Deep in the most remote reaches of the former Soviet Union, strange skyscrapers glitter against the sky, made all the more out of place by their sleepy rural settings and lack of similarly scaled surroundings. Photographer Frank Herfort calls them ‘Imperial Pomp,’ monstrous and overly ostentatious structures that sprung up throughout the nation and the former Soviet Union in the decades since the collapse of the USSR. Traveling to places that might not otherwise draw many foreign visitors, Herfort captured the skyscrapers in all their strangely proportioned glamour for his photo book ‘Imperial Pomp – Post Soviet High-Rise.’
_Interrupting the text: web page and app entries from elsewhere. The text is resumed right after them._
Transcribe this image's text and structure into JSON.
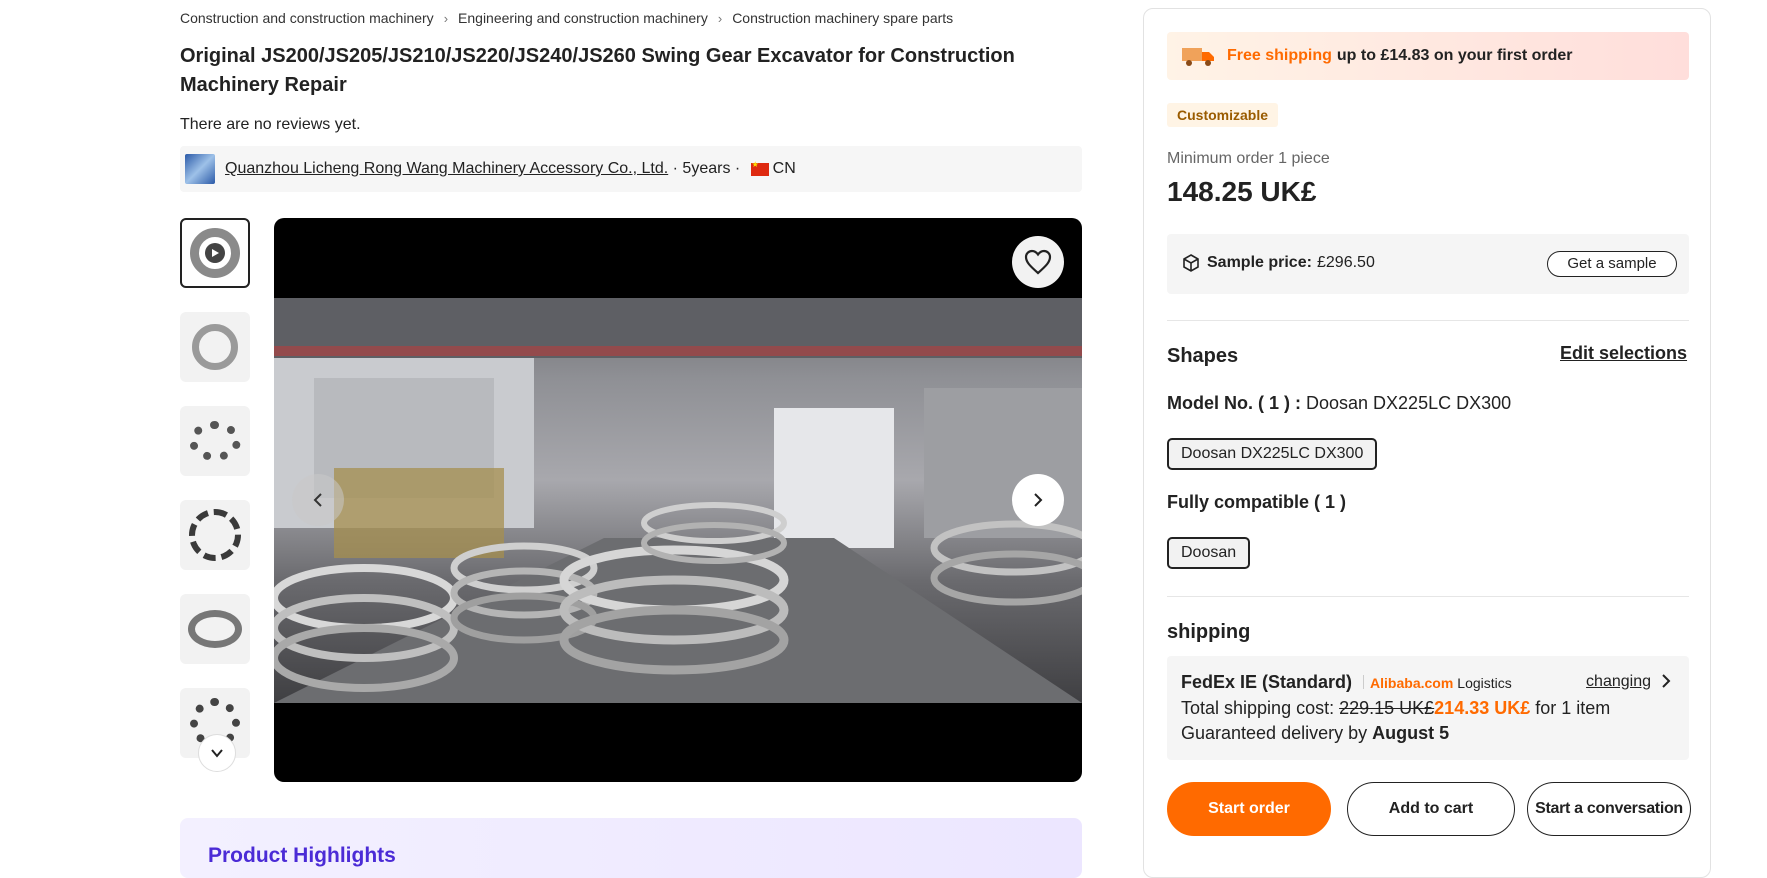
{
  "breadcrumb": [
    "Construction and construction machinery",
    "Engineering and construction machinery",
    "Construction machinery spare parts"
  ],
  "product": {
    "title": "Original JS200/JS205/JS210/JS220/JS240/JS260 Swing Gear Excavator for Construction Machinery Repair",
    "reviews": "There are no reviews yet."
  },
  "supplier": {
    "name": "Quanzhou Licheng Rong Wang Machinery Accessory Co., Ltd.",
    "years": " · 5years · ",
    "country": "CN"
  },
  "highlights": {
    "title": "Product Highlights"
  },
  "shipping_banner": {
    "accent": "Free shipping",
    "rest": "up to £14.83 on your first order"
  },
  "badge": "Customizable",
  "pricing": {
    "min_order": "Minimum order 1 piece",
    "price": "148.25 UK£",
    "sample_label": "Sample price:",
    "sample_value": "£296.50",
    "sample_button": "Get a sample"
  },
  "shapes": {
    "title": "Shapes",
    "edit": "Edit selections",
    "model_label": "Model No. ( 1 ) :",
    "model_value": " Doosan DX225LC DX300",
    "model_chip": "Doosan DX225LC DX300",
    "compat_label": "Fully compatible ( 1 )",
    "compat_chip": "Doosan"
  },
  "shipping": {
    "title": "shipping",
    "method": "FedEx IE (Standard)",
    "brand": "Alibaba.com",
    "logistics": "Logistics",
    "changing": "changing",
    "cost_label": "Total shipping cost: ",
    "old_price": "229.15 UK£",
    "new_price": "214.33 UK£",
    "for_item": " for 1 item",
    "delivery_label": "Guaranteed delivery by ",
    "delivery_date": "August 5"
  },
  "actions": {
    "start_order": "Start order",
    "add_to_cart": "Add to cart",
    "conversation": "Start a conversation"
  },
  "colors": {
    "accent": "#ff6a00",
    "ai": "#4b2bd6"
  }
}
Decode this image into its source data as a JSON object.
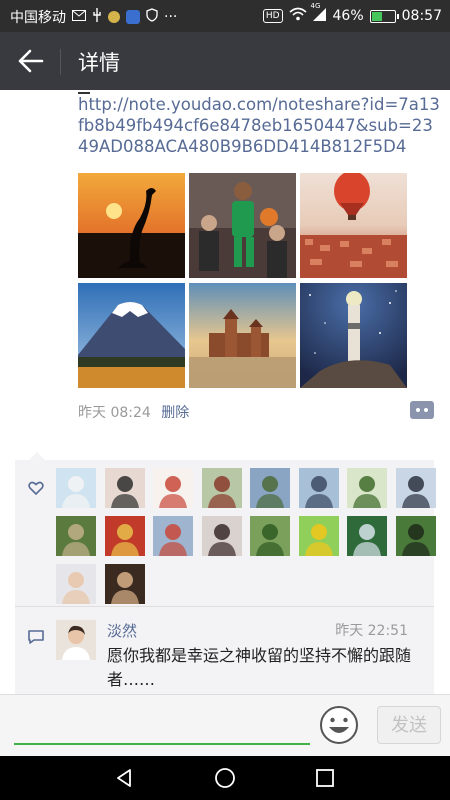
{
  "status_bar": {
    "carrier": "中国移动",
    "battery": "46%",
    "battery_level": 0.46,
    "time": "08:57",
    "network": "4G",
    "hd": "HD",
    "more": "···"
  },
  "header": {
    "title": "详情"
  },
  "post": {
    "link": "http://note.youdao.com/noteshare?id=7a13fb8b49fb494cf6e8478eb1650447&sub=2349AD088ACA480B9B6DD414B812F5D4",
    "time": "昨天 08:24",
    "delete_label": "删除",
    "photos": [
      "sunset-crane",
      "basketball-player",
      "hot-air-balloon-town",
      "mount-fuji",
      "castle-lake",
      "lighthouse-night"
    ]
  },
  "likes": {
    "count": 18
  },
  "comment": {
    "name": "淡然",
    "time": "昨天 22:51",
    "text": "愿你我都是幸运之神收留的坚持不懈的跟随者……"
  },
  "input": {
    "send_label": "发送"
  },
  "colors": {
    "header_bg": "#393a3f",
    "link": "#576b95",
    "accent_green": "#3db34a"
  }
}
“After exploring Moscow’s structures I realized, that in all cities and former Soviet countries you can find such buildings,” says Herfort. “So I traveled to Vladivostok, to Blagoveshchensk on the Chinese border on River Amur, to Astana in Kazakhstan, to Baku in Azerbaijan, to Sochi and to St. Petersburg. And everywhere in between. I was always impressed by these huge constructions while driving through Moscow. Moscow doesn’t have a big skyline or big houses in the cityscape, and then I was even more impressed when suddenly there appeared one of these big new colored buildings. They are standing like single flowers cropped in the landscape.”
The German photographer notes that he feels like the buildings are “used to manipulate the humans and try to make them feel small.” He says the buildings rarely have infrastructure or real access built around them to invite the public to experience and interact with them, because they weren’t built with a care for anything other than showing off. That would certainly fit with the American perspective on Russia and its strongman fascination.
The buildings do feel like modern iterations of the strange Soviet-era monuments that still litter much of the former Soviet Union, though they’re nowhere near as creative and sculptural as the wondrous and bizarre relics of what used to be Yugoslavia.